  23. Provine, Robert R., Robert J. Spencer, and Darcy L. Mandell
    2007 “Emotional expression online: Emoticons punctuate website text messages.” Journal of Language and Social Psychology26(3): 299–307. 10.1177/0261927X06303481
    https://doi.org/10.1177/0261927X06303481 [Google Scholar]
  24. Sacks, Harvey, Emanuel A. Schegloff, and Gail Jefferson
    1974 “A simplest systematics for the organization of turn-taking for conversation.” Language50: 696–735. 10.1353/lan.1974.0010
    https://doi.org/10.1353/lan.1974.0010 [Google Scholar]
  25. Sampietro, Agnese
    2016 “Emoticonos y emojis: Análisis de su historia, difusión y uso en la comunicación digital actual [Emoticons and emojis: Analysis of their history, dissemination and use in current digital communication].” Unpublished PhD dissertation, Universidad de Valencia.
  26. Schandorf, Michael
    2013 “Mediated gesture: Paralinguistic communication and phatic text.” Convergence19(3): 319–344. 10.1177/1354856512439501
    https://doi.org/10.1177/1354856512439501 [Google Scholar]
  27. Schneider, Klaus P.
    1987 “Topic selection in phatic communication.” Multilingua6(3): 247–256. 10.1515/mult.1987.6.3.247
    https://doi.org/10.1515/mult.1987.6.3.247 [Google Scholar]
  28. Siebenhaar, Beat
    2017 “Accommodation in WhatsApp communication.” Paper presented at the6th Conference on CMC and Social Media Corpora. University of Antwerp, 17–18 September 2017.
    [Google Scholar]
  29. Walther, Joseph B.
    1996 “Computer-mediated communication: Impersonal, interpersonal, and hyperpersonal interaction.” Communication Research23(1): 3–43. 10.1177/009365096023001001
    https://doi.org/10.1177/009365096023001001 [Google Scholar]
  30. Wichmann, Anne

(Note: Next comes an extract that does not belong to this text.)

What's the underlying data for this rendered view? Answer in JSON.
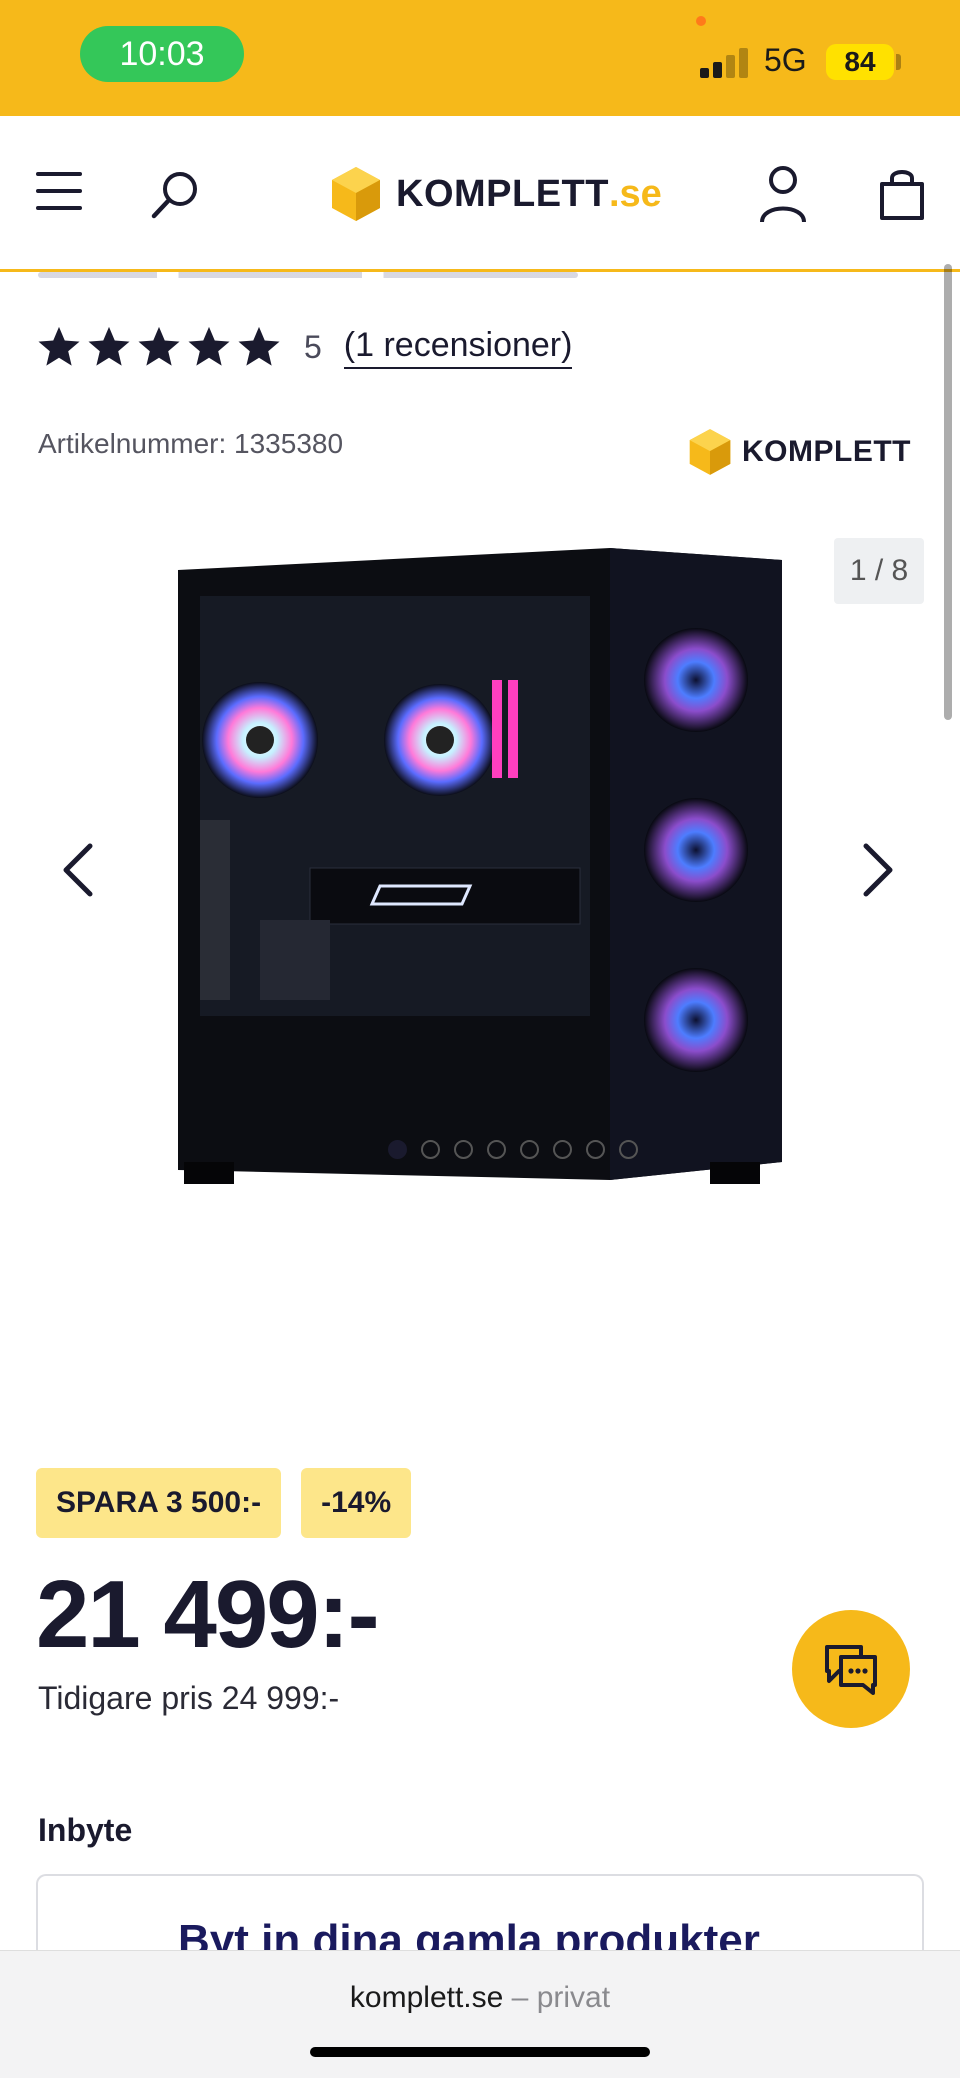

    2004 “The intonation of Please-requests: A corpus-based study.” Journal of Pragmatics36(9): 1521–1549. 10.1016/j.pragma.2004.03.003
    https://doi.org/10.1016/j.pragma.2004.03.003 [Google Scholar]
  31. Yus, Francisco
    2014 “Not all emoticons are created equal.” Linguagem em (Dis)curso14(3): 511–529. 10.1590/1982‑4017‑140304‑0414
    https://doi.org/10.1590/1982-4017-140304-0414 [Google Scholar]
  32. 2017 “Contextual constraints and non-propositional effects in WhatsApp communication.” Journal of Pragmatics114: 66–86. 10.1016/j.pragma.2017.04.003
    https://doi.org/10.1016/j.pragma.2017.04.003 [Google Scholar]
  33. Zappavigna, Michele
    2012Discourse of Twitter and Social Media: How We Use Language to Create Affiliation on the Web. London: Continuum.
    [Google Scholar]
  34. Žegarac, Vladimir
    1998 “What is ‘phatic communication?’.” InCurrent Issues in Relevance Theory, ed. byVilly Rouchota, and Andreas Jucker, 327–362. Amsterdam: John Benjamins. 10.1075/pbns.58.14zeg
    https://doi.org/10.1075/pbns.58.14zeg [Google Scholar]
  35. Žegarac, Vladimir, and Billy Clark
    1999 “Phatic interpretations and phatic communication.” Journal of Linguistics35(2): 321–346. 10.1017/S0022226799007628
    https://doi.org/10.1017/S0022226799007628 [Google Scholar]
http://instance.metastore.ingenta.com/content/journals/10.1075/ip.00029.aul
Loading
/content/journals/10.1075/ip.00029.aul
Loading

Data & Media loading...

This is a required field
Please enter a valid email address
Approval was successful
Invalid data
An Error Occurred
Approval was partially successful, following selected items could not be processed due to error